[ASSIGNMENT]:
Return the lines below that contain "your".

[EXERCISE INPUTS]:
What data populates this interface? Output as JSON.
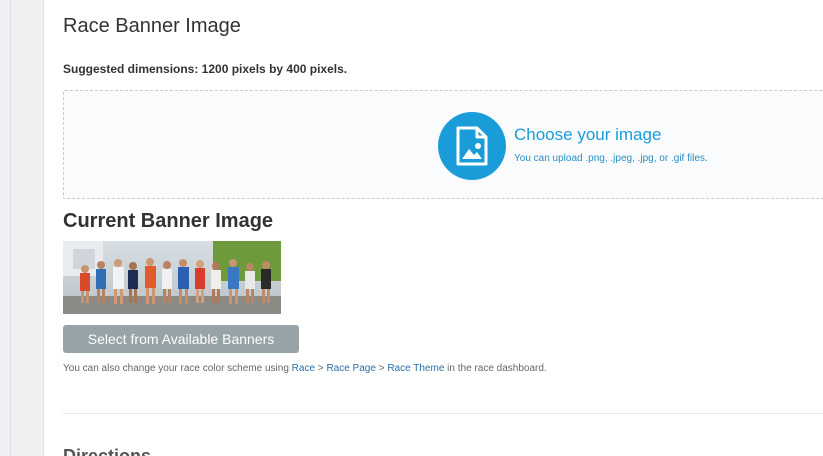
{
  "section": {
    "title": "Race Banner Image",
    "hint": "Suggested dimensions: 1200 pixels by 400 pixels."
  },
  "upload": {
    "icon": "image-file-icon",
    "title": "Choose your image",
    "subtitle": "You can upload .png, .jpeg, .jpg, or .gif files.",
    "accent_color": "#1a9cd8"
  },
  "current": {
    "title": "Current Banner Image",
    "thumbnail": "race-runners-photo"
  },
  "select_button": {
    "label": "Select from Available Banners",
    "color": "#96a3a7"
  },
  "note": {
    "prefix": "You can also change your race color scheme using ",
    "link1": "Race",
    "sep1": " > ",
    "link2": "Race Page",
    "sep2": " > ",
    "link3": "Race Theme",
    "suffix": " in the race dashboard."
  },
  "next_section": {
    "title": "Directions"
  }
}
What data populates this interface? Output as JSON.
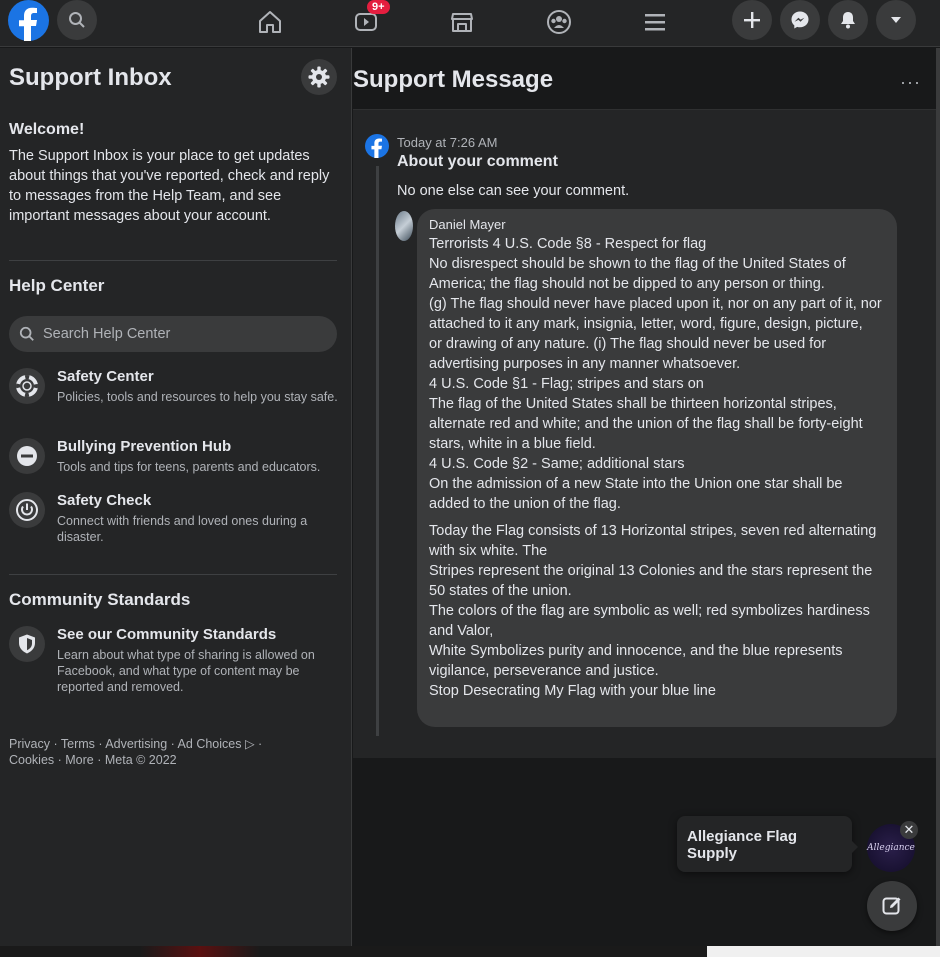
{
  "topbar": {
    "badge": "9+"
  },
  "sidebar": {
    "title": "Support Inbox",
    "welcome_heading": "Welcome!",
    "welcome_text": "The Support Inbox is your place to get updates about things that you've reported, check and reply to messages from the Help Team, and see important messages about your account.",
    "help_center_heading": "Help Center",
    "search_placeholder": "Search Help Center",
    "help_items": [
      {
        "title": "Safety Center",
        "desc": "Policies, tools and resources to help you stay safe."
      },
      {
        "title": "Bullying Prevention Hub",
        "desc": "Tools and tips for teens, parents and educators."
      },
      {
        "title": "Safety Check",
        "desc": "Connect with friends and loved ones during a disaster."
      }
    ],
    "community_heading": "Community Standards",
    "community_item": {
      "title": "See our Community Standards",
      "desc": "Learn about what type of sharing is allowed on Facebook, and what type of content may be reported and removed."
    },
    "footer_line1": "Privacy · Terms · Advertising · Ad Choices ▷ ·",
    "footer_line2": "Cookies · More · Meta © 2022"
  },
  "main": {
    "title": "Support Message",
    "more": "···",
    "timestamp": "Today at 7:26 AM",
    "message_title": "About your comment",
    "message_sub": "No one else can see your comment.",
    "comment": {
      "author": "Daniel Mayer",
      "lines": [
        "Terrorists 4 U.S. Code §8 - Respect for flag",
        "No disrespect should be shown to the flag of the United States of America; the flag should not be dipped to any person or thing.",
        "(g) The flag should never have placed upon it, nor on any part of it, nor attached to it any mark, insignia, letter, word, figure, design, picture,",
        "or drawing of any nature. (i) The flag should never be used for advertising purposes in any manner whatsoever.",
        "4 U.S. Code §1 - Flag; stripes and stars on",
        "The flag of the United States shall be thirteen horizontal stripes, alternate red and white; and the union of the flag shall be forty-eight stars, white in a blue field.",
        "4 U.S. Code §2 - Same; additional stars",
        "On the admission of a new State into the Union one star shall be added to the union of the flag.",
        "Today the Flag consists of 13 Horizontal stripes, seven red alternating with six white. The",
        "Stripes represent the original 13 Colonies and the stars represent the 50 states of the union.",
        "The colors of the flag are symbolic as well; red symbolizes hardiness and Valor,",
        "White Symbolizes purity and innocence, and the blue represents vigilance, perseverance and justice.",
        "Stop Desecrating My Flag with your blue line"
      ]
    }
  },
  "chat": {
    "popup_name": "Allegiance Flag Supply",
    "avatar_text": "Allegiance",
    "close": "✕"
  },
  "colors": {
    "brand": "#1b74e4",
    "background": "#18191a",
    "surface": "#242526",
    "badge": "#e41e3f"
  }
}
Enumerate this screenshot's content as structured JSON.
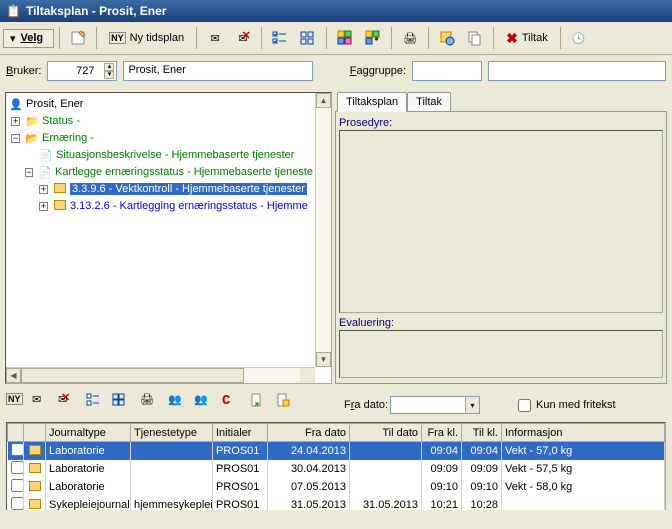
{
  "window_title": "Tiltaksplan - Prosit, Ener",
  "toolbar": {
    "velg": "Velg",
    "ny_tidsplan": "Ny tidsplan",
    "tiltak": "Tiltak"
  },
  "filters": {
    "bruker_label": "Bruker:",
    "bruker_id": "727",
    "bruker_name": "Prosit, Ener",
    "faggruppe_label": "Faggruppe:"
  },
  "tree": {
    "root": "Prosit, Ener",
    "status": "Status -",
    "ernaering": "Ernæring -",
    "situasjon": "Situasjonsbeskrivelse - Hjemmebaserte tjenester",
    "kartlegge": "Kartlegge ernæringsstatus - Hjemmebaserte tjeneste",
    "vekt": "3.3.9.6 - Vektkontroll - Hjemmebaserte tjenester",
    "kartlegging": "3.13.2.6 - Kartlegging ernæringsstatus - Hjemme"
  },
  "right": {
    "tab1": "Tiltaksplan",
    "tab2": "Tiltak",
    "prosedyre": "Prosedyre:",
    "evaluering": "Evaluering:"
  },
  "lowbar": {
    "fra_dato": "Fra dato:",
    "kun_med": "Kun med fritekst"
  },
  "grid": {
    "headers": {
      "journaltype": "Journaltype",
      "tjenestetype": "Tjenestetype",
      "initialer": "Initialer",
      "fra_dato": "Fra dato",
      "til_dato": "Til dato",
      "fra_kl": "Fra kl.",
      "til_kl": "Til kl.",
      "informasjon": "Informasjon"
    },
    "rows": [
      {
        "journaltype": "Laboratorie",
        "tjenestetype": "",
        "initialer": "PROS01",
        "fra_dato": "24.04.2013",
        "til_dato": "",
        "fra_kl": "09:04",
        "til_kl": "09:04",
        "informasjon": "Vekt - 57,0  kg",
        "sel": true
      },
      {
        "journaltype": "Laboratorie",
        "tjenestetype": "",
        "initialer": "PROS01",
        "fra_dato": "30.04.2013",
        "til_dato": "",
        "fra_kl": "09:09",
        "til_kl": "09:09",
        "informasjon": "Vekt - 57,5  kg",
        "sel": false
      },
      {
        "journaltype": "Laboratorie",
        "tjenestetype": "",
        "initialer": "PROS01",
        "fra_dato": "07.05.2013",
        "til_dato": "",
        "fra_kl": "09:10",
        "til_kl": "09:10",
        "informasjon": "Vekt - 58,0  kg",
        "sel": false
      },
      {
        "journaltype": "Sykepleiejournal",
        "tjenestetype": "hjemmesykepleie",
        "initialer": "PROS01",
        "fra_dato": "31.05.2013",
        "til_dato": "31.05.2013",
        "fra_kl": "10:21",
        "til_kl": "10:28",
        "informasjon": "",
        "sel": false
      }
    ]
  }
}
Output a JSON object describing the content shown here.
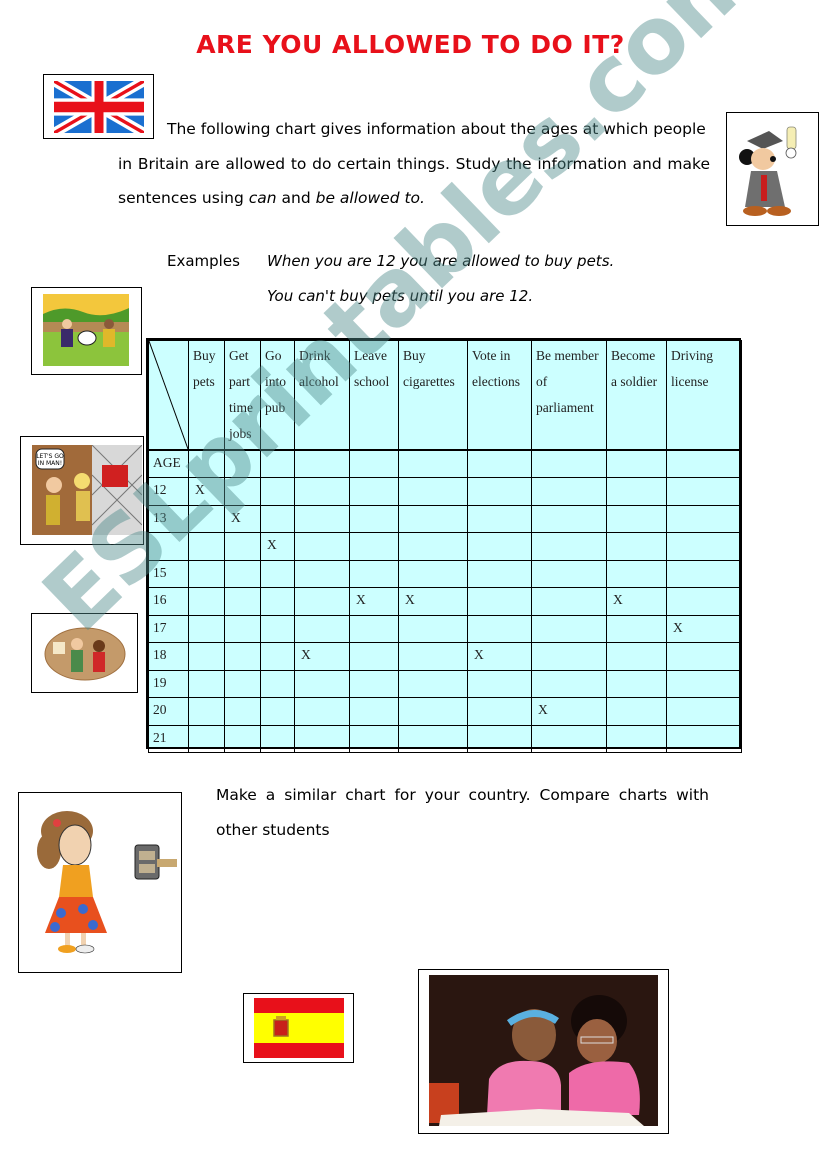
{
  "title": "ARE YOU ALLOWED TO DO IT?",
  "colors": {
    "title": "#e8101a",
    "table_fill": "#ccffff",
    "watermark": "#5f9e9e"
  },
  "intro": {
    "line1": "The following chart gives information about the ages at which people",
    "line2": "in Britain are allowed to do certain things. Study the information and make",
    "line3_prefix": "sentences using ",
    "line3_em1": "can",
    "line3_mid": " and ",
    "line3_em2": "be allowed to."
  },
  "examples": {
    "label": "Examples",
    "lines": [
      "When you are 12 you are allowed to buy pets.",
      "You can't buy pets  until you are 12."
    ]
  },
  "table": {
    "columns": [
      "Buy pets",
      "Get part time jobs",
      "Go into pub",
      "Drink alcohol",
      "Leave school",
      "Buy cigarettes",
      "Vote in elections",
      "Be member of parliament",
      "Become a soldier",
      "Driving license"
    ],
    "age_label": "AGE",
    "mark": "X",
    "rows": [
      {
        "age": "12",
        "marks": [
          1,
          0,
          0,
          0,
          0,
          0,
          0,
          0,
          0,
          0
        ]
      },
      {
        "age": "13",
        "marks": [
          0,
          1,
          0,
          0,
          0,
          0,
          0,
          0,
          0,
          0
        ]
      },
      {
        "age": "",
        "marks": [
          0,
          0,
          1,
          0,
          0,
          0,
          0,
          0,
          0,
          0
        ]
      },
      {
        "age": "15",
        "marks": [
          0,
          0,
          0,
          0,
          0,
          0,
          0,
          0,
          0,
          0
        ]
      },
      {
        "age": "16",
        "marks": [
          0,
          0,
          0,
          0,
          1,
          1,
          0,
          0,
          1,
          0
        ]
      },
      {
        "age": "17",
        "marks": [
          0,
          0,
          0,
          0,
          0,
          0,
          0,
          0,
          0,
          1
        ]
      },
      {
        "age": "18",
        "marks": [
          0,
          0,
          0,
          1,
          0,
          0,
          1,
          0,
          0,
          0
        ]
      },
      {
        "age": "19",
        "marks": [
          0,
          0,
          0,
          0,
          0,
          0,
          0,
          0,
          0,
          0
        ]
      },
      {
        "age": "20",
        "marks": [
          0,
          0,
          0,
          0,
          0,
          0,
          0,
          1,
          0,
          0
        ]
      },
      {
        "age": "21",
        "marks": [
          0,
          0,
          0,
          0,
          0,
          0,
          0,
          0,
          0,
          0
        ]
      }
    ]
  },
  "task": {
    "line1": "Make a similar chart for your country. Compare charts with",
    "line2": "other students"
  },
  "images": [
    "uk-flag",
    "mickey-graduate",
    "kids-with-dog",
    "lets-go-in-man-cartoon",
    "oval-cartoon",
    "girl-with-radio",
    "spain-flag",
    "girls-reading-photo"
  ],
  "watermark": "ESLprintables.com"
}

[WRITTEN SOLUTION]:
    "title": "Choose your image",
    "prefix": "You can also change your race color scheme using ",
    "welcome_text": "The Support Inbox is your place to get updates about things that you've reported, check and reply to messages from the Help Team, and see important messages about your account.",
    "message_title": "About your comment",
    "message_sub": "No one else can see your comment.",
        "Stop Desecrating My Flag with your blue line"
    "line1": "Make a similar chart for your country. Compare charts with",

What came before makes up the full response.